IN BIG WEB SHOW № 113, developer Anna Debenham and I discuss Adventure Time, Code For America, starting a web career at age 14, checking websites in game console browsers, producing 24 Ways, and the delights of Spotted Dick and Victoria Sponge.
Anna is the author of Front-end Style Guides, creator of the Game Console Browsers website for developers, co-producer of 24 Ways, technical editor for A List Apart, and was netmag’s Young Developer of the Year 2013.
This episode is sponsored by Squarespace, the all-in-one platform that makes it fast and easy to create your own professional website or online portfolio.

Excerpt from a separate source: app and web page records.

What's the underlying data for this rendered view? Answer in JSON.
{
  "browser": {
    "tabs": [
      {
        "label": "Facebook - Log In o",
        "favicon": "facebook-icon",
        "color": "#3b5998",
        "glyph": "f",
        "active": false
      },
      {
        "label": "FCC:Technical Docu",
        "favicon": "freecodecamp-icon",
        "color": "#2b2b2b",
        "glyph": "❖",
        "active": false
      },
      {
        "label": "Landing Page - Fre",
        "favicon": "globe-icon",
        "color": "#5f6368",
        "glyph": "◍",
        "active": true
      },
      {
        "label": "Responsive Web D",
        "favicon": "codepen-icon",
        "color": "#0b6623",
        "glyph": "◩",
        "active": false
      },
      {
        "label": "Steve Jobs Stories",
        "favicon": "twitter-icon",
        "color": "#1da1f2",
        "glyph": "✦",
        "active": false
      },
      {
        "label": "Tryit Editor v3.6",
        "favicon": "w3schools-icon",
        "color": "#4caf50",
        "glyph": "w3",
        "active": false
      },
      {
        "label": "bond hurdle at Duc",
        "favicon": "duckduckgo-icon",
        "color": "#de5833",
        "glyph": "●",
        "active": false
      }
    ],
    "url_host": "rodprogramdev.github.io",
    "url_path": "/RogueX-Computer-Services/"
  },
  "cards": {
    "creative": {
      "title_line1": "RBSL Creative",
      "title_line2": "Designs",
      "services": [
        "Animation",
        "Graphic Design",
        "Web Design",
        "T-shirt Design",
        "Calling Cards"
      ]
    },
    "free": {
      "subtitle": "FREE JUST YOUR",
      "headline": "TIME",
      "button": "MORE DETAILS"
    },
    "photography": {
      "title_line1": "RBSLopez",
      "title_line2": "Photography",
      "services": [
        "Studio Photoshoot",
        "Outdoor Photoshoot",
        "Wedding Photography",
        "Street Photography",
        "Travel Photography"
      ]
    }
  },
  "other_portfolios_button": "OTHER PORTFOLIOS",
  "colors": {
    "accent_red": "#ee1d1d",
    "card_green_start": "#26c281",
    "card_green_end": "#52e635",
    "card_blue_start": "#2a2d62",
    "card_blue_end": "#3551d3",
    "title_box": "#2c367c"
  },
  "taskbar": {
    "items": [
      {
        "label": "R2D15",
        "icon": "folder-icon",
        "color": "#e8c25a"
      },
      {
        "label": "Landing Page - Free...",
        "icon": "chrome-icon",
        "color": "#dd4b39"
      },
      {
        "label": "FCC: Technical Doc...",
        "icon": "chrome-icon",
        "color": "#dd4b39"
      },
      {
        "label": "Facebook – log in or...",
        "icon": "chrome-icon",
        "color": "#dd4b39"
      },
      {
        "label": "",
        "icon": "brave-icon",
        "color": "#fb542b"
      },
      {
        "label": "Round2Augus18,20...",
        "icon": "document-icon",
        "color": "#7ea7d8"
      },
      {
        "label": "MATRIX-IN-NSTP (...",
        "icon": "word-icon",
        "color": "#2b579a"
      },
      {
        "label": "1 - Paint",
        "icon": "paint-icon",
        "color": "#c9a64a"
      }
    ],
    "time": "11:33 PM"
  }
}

For a free trial and 10% off, go to squarespace.com and use the offer code JEFFREY.
Websites We Mention
- Front-end Style Guides
- Game Console Browsers website for developers
- 24 Ways
- A List Apart
- Code For America Style Guide
- Anna’s writing (http://maban.co.uk/writing/)
- Anna’s portfolio (http://maban.co.uk/portfolio/)
- Anna on Twitter
- Anna’s personal site